In the fall, raccoons eat great quantities of food and put on considerable body fat. This supply of fat is the major source of energy during the winter. By late winter, they may lose as much as 50 percent of their autumn weight. They may venture out in mid-winter to search for food, which is why it is important to keep garbage receptacles, pet food bowls, and other potential sources secured.

Q: How did the 2019 Missouri River flood impact the movement of waterfowl? I didn’t see or hear geese flying over the following November and December?

A. While local Canada geese often use the same water bodies to roost each night, they will fly to different places in search of food. In years when Missouri experiences flooding on major rivers, many farmers are unable to plant their corn and soybean crops. Since geese have adapted to take advantage of grain residue left in those fields after harvest, their typical daily flights in search of food can change in a flood year and this may be what you noticed last winter.

Geese are primarily vegetarians, and snow geese, Ross’s geese, and Canada geese are all known to eat domesticated grains. However, both local geese and migrating geese seek out other food sources. Throughout the year, they eat plants such as grasses, sedges, rushes, forbs, horsetails, cottongrass shoots, willow, roots and tubers, and even berries.

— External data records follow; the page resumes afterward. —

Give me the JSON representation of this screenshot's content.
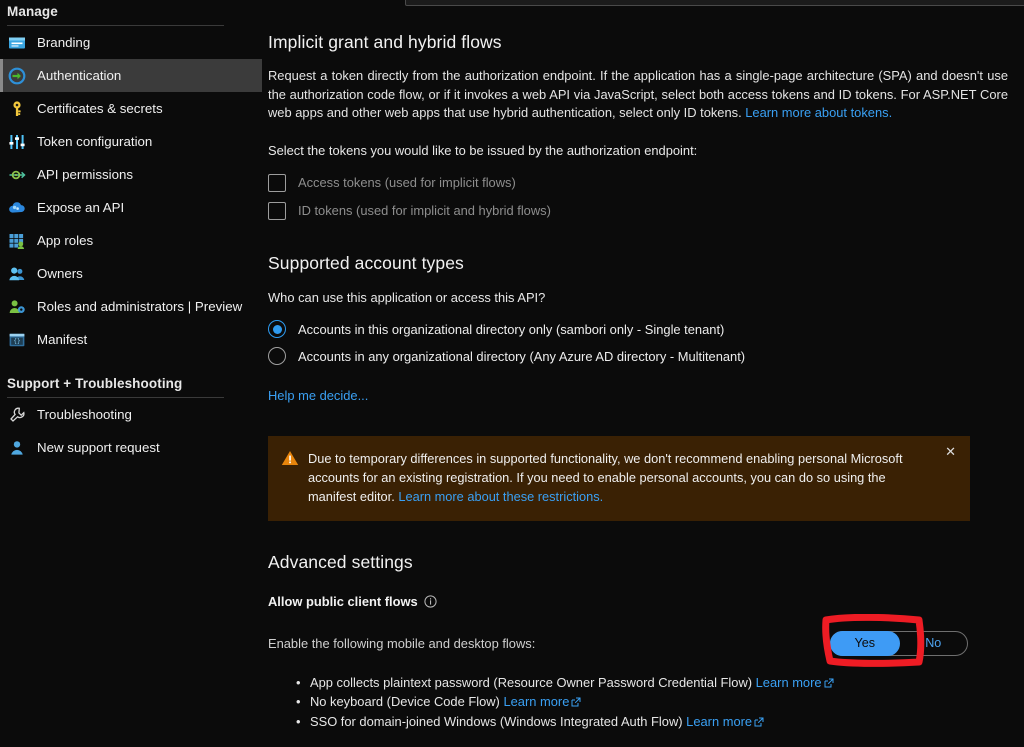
{
  "sidebar": {
    "sections": [
      {
        "title": "Manage",
        "items": [
          {
            "label": "Branding",
            "icon": "branding-icon",
            "selected": false
          },
          {
            "label": "Authentication",
            "icon": "authentication-icon",
            "selected": true
          },
          {
            "label": "Certificates & secrets",
            "icon": "key-icon",
            "selected": false
          },
          {
            "label": "Token configuration",
            "icon": "sliders-icon",
            "selected": false
          },
          {
            "label": "API permissions",
            "icon": "api-permissions-icon",
            "selected": false
          },
          {
            "label": "Expose an API",
            "icon": "cloud-icon",
            "selected": false
          },
          {
            "label": "App roles",
            "icon": "app-roles-icon",
            "selected": false
          },
          {
            "label": "Owners",
            "icon": "owners-icon",
            "selected": false
          },
          {
            "label": "Roles and administrators | Preview",
            "icon": "roles-admins-icon",
            "selected": false
          },
          {
            "label": "Manifest",
            "icon": "manifest-icon",
            "selected": false
          }
        ]
      },
      {
        "title": "Support + Troubleshooting",
        "items": [
          {
            "label": "Troubleshooting",
            "icon": "wrench-icon",
            "selected": false
          },
          {
            "label": "New support request",
            "icon": "support-person-icon",
            "selected": false
          }
        ]
      }
    ]
  },
  "main": {
    "implicit": {
      "heading": "Implicit grant and hybrid flows",
      "description": "Request a token directly from the authorization endpoint. If the application has a single-page architecture (SPA) and doesn't use the authorization code flow, or if it invokes a web API via JavaScript, select both access tokens and ID tokens. For ASP.NET Core web apps and other web apps that use hybrid authentication, select only ID tokens. ",
      "description_link": "Learn more about tokens.",
      "select_prompt": "Select the tokens you would like to be issued by the authorization endpoint:",
      "checkboxes": [
        {
          "label": "Access tokens (used for implicit flows)",
          "checked": false
        },
        {
          "label": "ID tokens (used for implicit and hybrid flows)",
          "checked": false
        }
      ]
    },
    "account_types": {
      "heading": "Supported account types",
      "question": "Who can use this application or access this API?",
      "options": [
        {
          "label": "Accounts in this organizational directory only (sambori only - Single tenant)",
          "selected": true
        },
        {
          "label": "Accounts in any organizational directory (Any Azure AD directory - Multitenant)",
          "selected": false
        }
      ],
      "help_link": "Help me decide..."
    },
    "banner": {
      "icon": "warning-icon",
      "text": "Due to temporary differences in supported functionality, we don't recommend enabling personal Microsoft accounts for an existing registration. If you need to enable personal accounts, you can do so using the manifest editor. ",
      "link": "Learn more about these restrictions.",
      "close": "✕",
      "background": "#3a2104"
    },
    "advanced": {
      "heading": "Advanced settings",
      "public_client_label": "Allow public client flows",
      "info_icon": "info-icon",
      "enable_text": "Enable the following mobile and desktop flows:",
      "toggle": {
        "yes_label": "Yes",
        "no_label": "No",
        "value": "Yes",
        "accent": "#3e9bf5"
      },
      "flows": [
        {
          "text": "App collects plaintext password (Resource Owner Password Credential Flow)",
          "link": "Learn more"
        },
        {
          "text": "No keyboard (Device Code Flow)",
          "link": "Learn more"
        },
        {
          "text": "SSO for domain-joined Windows (Windows Integrated Auth Flow)",
          "link": "Learn more"
        }
      ]
    }
  },
  "annotation": {
    "shape": "hand-drawn-rectangle",
    "color": "#ee1c24",
    "target": "allow-public-client-flows-toggle-yes"
  }
}
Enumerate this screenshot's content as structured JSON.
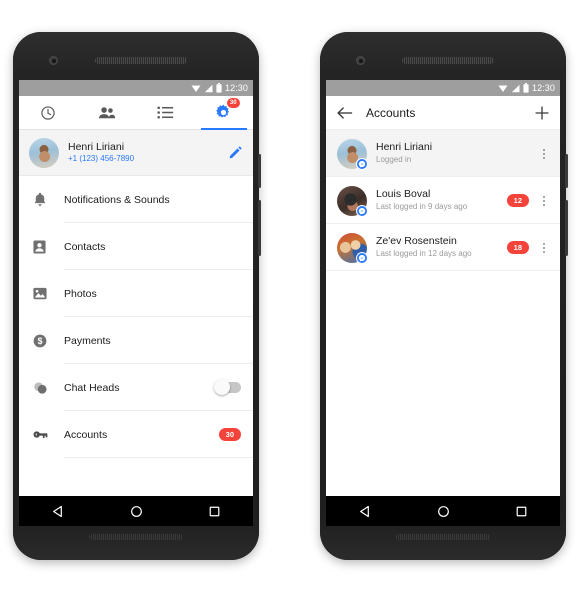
{
  "status_bar": {
    "time": "12:30",
    "icons": [
      "wifi-icon",
      "signal-icon",
      "battery-icon"
    ]
  },
  "colors": {
    "accent_blue": "#2979ff",
    "badge_red": "#f4433a",
    "status_gray": "#9e9e9e",
    "row_highlight": "#f4f4f4"
  },
  "left_phone": {
    "tabs": [
      {
        "name": "recents",
        "icon": "clock-icon",
        "active": "false",
        "badge": ""
      },
      {
        "name": "people",
        "icon": "people-icon",
        "active": "false",
        "badge": ""
      },
      {
        "name": "threads",
        "icon": "list-icon",
        "active": "false",
        "badge": ""
      },
      {
        "name": "settings",
        "icon": "gear-icon",
        "active": "true",
        "badge": "30"
      }
    ],
    "profile": {
      "name": "Henri Liriani",
      "phone": "+1 (123) 456-7890",
      "edit_icon": "pencil-icon"
    },
    "settings_items": [
      {
        "icon": "bell-icon",
        "label": "Notifications & Sounds",
        "control": "none",
        "badge": ""
      },
      {
        "icon": "contact-icon",
        "label": "Contacts",
        "control": "none",
        "badge": ""
      },
      {
        "icon": "photo-icon",
        "label": "Photos",
        "control": "none",
        "badge": ""
      },
      {
        "icon": "payments-icon",
        "label": "Payments",
        "control": "none",
        "badge": ""
      },
      {
        "icon": "chatheads-icon",
        "label": "Chat Heads",
        "control": "toggle",
        "badge": "",
        "toggle_on": "false"
      },
      {
        "icon": "key-icon",
        "label": "Accounts",
        "control": "badge",
        "badge": "30"
      }
    ]
  },
  "right_phone": {
    "appbar": {
      "back_icon": "arrow-back-icon",
      "title": "Accounts",
      "add_icon": "plus-icon"
    },
    "accounts": [
      {
        "name": "Henri Liriani",
        "status": "Logged in",
        "badge": "",
        "current": "true",
        "avatar": "henri"
      },
      {
        "name": "Louis Boval",
        "status": "Last logged in 9 days ago",
        "badge": "12",
        "current": "false",
        "avatar": "louis"
      },
      {
        "name": "Ze'ev Rosenstein",
        "status": "Last logged in 12 days ago",
        "badge": "18",
        "current": "false",
        "avatar": "zeev"
      }
    ]
  },
  "nav_bar": {
    "back": "back-triangle-icon",
    "home": "home-circle-icon",
    "recents": "recents-square-icon"
  }
}
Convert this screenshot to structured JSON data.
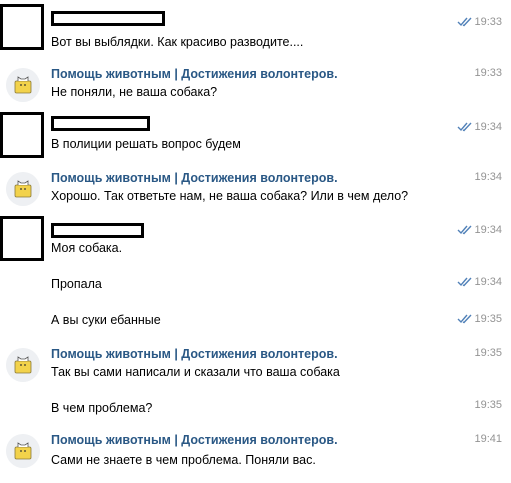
{
  "community_name": "Помощь животным | Достижения волонтеров.",
  "icons": {
    "read_status": "double-check-icon",
    "community_avatar": "dog-logo-icon"
  },
  "colors": {
    "sender": "#2a5885",
    "time": "#939393",
    "check": "#5181b8"
  },
  "messages": [
    {
      "author": "redacted",
      "text": "Вот вы выблядки. Как красиво разводите....",
      "time": "19:33",
      "read": true
    },
    {
      "author": "community",
      "text": "Не поняли, не ваша собака?",
      "time": "19:33"
    },
    {
      "author": "redacted",
      "text": "В полиции решать вопрос будем",
      "time": "19:34",
      "read": true
    },
    {
      "author": "community",
      "text": "Хорошо. Так ответьте нам, не ваша собака? Или в чем дело?",
      "time": "19:34"
    },
    {
      "author": "redacted",
      "text": "Моя собака.",
      "time": "19:34",
      "read": true
    },
    {
      "author": "redacted",
      "text": "Пропала",
      "time": "19:34",
      "read": true
    },
    {
      "author": "redacted",
      "text": "А вы суки ебанные",
      "time": "19:35",
      "read": true
    },
    {
      "author": "community",
      "text": "Так вы сами написали и сказали что ваша собака",
      "time": "19:35"
    },
    {
      "author": "community",
      "text": "В чем проблема?",
      "time": "19:35"
    },
    {
      "author": "community",
      "text": "Сами не знаете в чем проблема. Поняли вас.",
      "time": "19:41"
    }
  ]
}
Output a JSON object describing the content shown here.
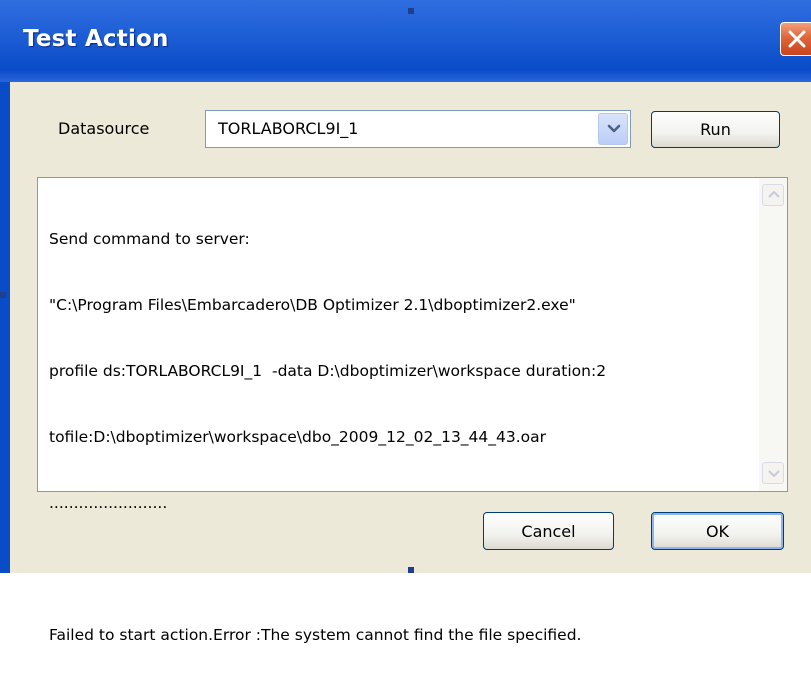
{
  "window": {
    "title": "Test Action"
  },
  "datasource": {
    "label": "Datasource",
    "selected": "TORLABORCL9I_1"
  },
  "buttons": {
    "run": "Run",
    "cancel": "Cancel",
    "ok": "OK"
  },
  "output": {
    "lines": [
      "Send command to server:",
      "\"C:\\Program Files\\Embarcadero\\DB Optimizer 2.1\\dboptimizer2.exe\"",
      "profile ds:TORLABORCL9I_1  -data D:\\dboptimizer\\workspace duration:2",
      "tofile:D:\\dboptimizer\\workspace\\dbo_2009_12_02_13_44_43.oar",
      "........................",
      "",
      "Failed to start action.Error :The system cannot find the file specified."
    ]
  },
  "icons": {
    "close": "close-icon",
    "dropdown": "chevron-down-icon",
    "scroll_up": "scroll-up-icon",
    "scroll_down": "scroll-down-icon"
  },
  "colors": {
    "titlebar": "#0a4cc8",
    "client": "#ece9d8",
    "close_button": "#e0653a"
  }
}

Q: These gulls appear every fall and winter, diving behind the tractor as we till the soil near Canton. They appear to be eating worms and insects, but I don’t see any. What are they eating?

A. Ring-billed gulls are common and abundant in Missouri, particularly near our large rivers and other bodies of water, said MDC Ornithologist Sarah Kendrick. They are the most common inland gull and can be found near reservoirs, lakes, ponds, streams, landfills, parking lots, and shopping malls. Most ringbilled gulls nest in the interior of the continent, near freshwater.

These opportunistic omnivores predominately eat fish and invertebrates, but they dine on anything they can get their bills on, including grain and leftover human food. The gulls you are seeing are likely feasting on the worms, arthropods, and even small rodents plowed up by the disc. Learn more about this adaptable species at allaboutbirds.org/guide/

What is it?

Rough Cockleburr

The fruit of a rough cocklebur — a brown, hard, woody bur covered with stout, hooked prickles — are considered a nuisance by most people. This annual plant disperses through these spine-covered burs, which stick to clothing, pets, and livestock. Rough cocklebur is tolerant of a variety of soil conditions, ranging from moist clay to dry sand, so it grows easily.

Xplor

Inspire the children in your life to get outside.

Looking for a way to coax your kids to unplug, climb off the couch, and get outside? Then check out Xplor, the Conservation Department’s free magazine for kids and kids at heart.

Six times a year, Xplor serves up eyepopping art, photos, and stories about Missouri’s coolest critters, niftiest natural places, and liveliest outdoor activities. The magazine is free to Missouri residents (one subscription per household, please). Out-of-state subscribers pay $5 per year; out-of-country subscribers pay $8.

Don’t keep the door closed any longer. Subscribe online at mdc.mo.gov/xplor.

This Issue's Staff

Magazine Manager - Stephanie Thurber

Editor - Angie Daly Morfeld

Associate Editor - Larry Archer

Staff Writer - Bonnie Chasteen
Staff Writer - Kristie Hilgedick
Staff Writer - Joe Jerek

Art Director - Cliff White

Designer - Shawn Carey
Designer - Marci Porter

Photographer - Noppadol Paothong
Photographer - David Stonner

Circulation - Laura Scheuler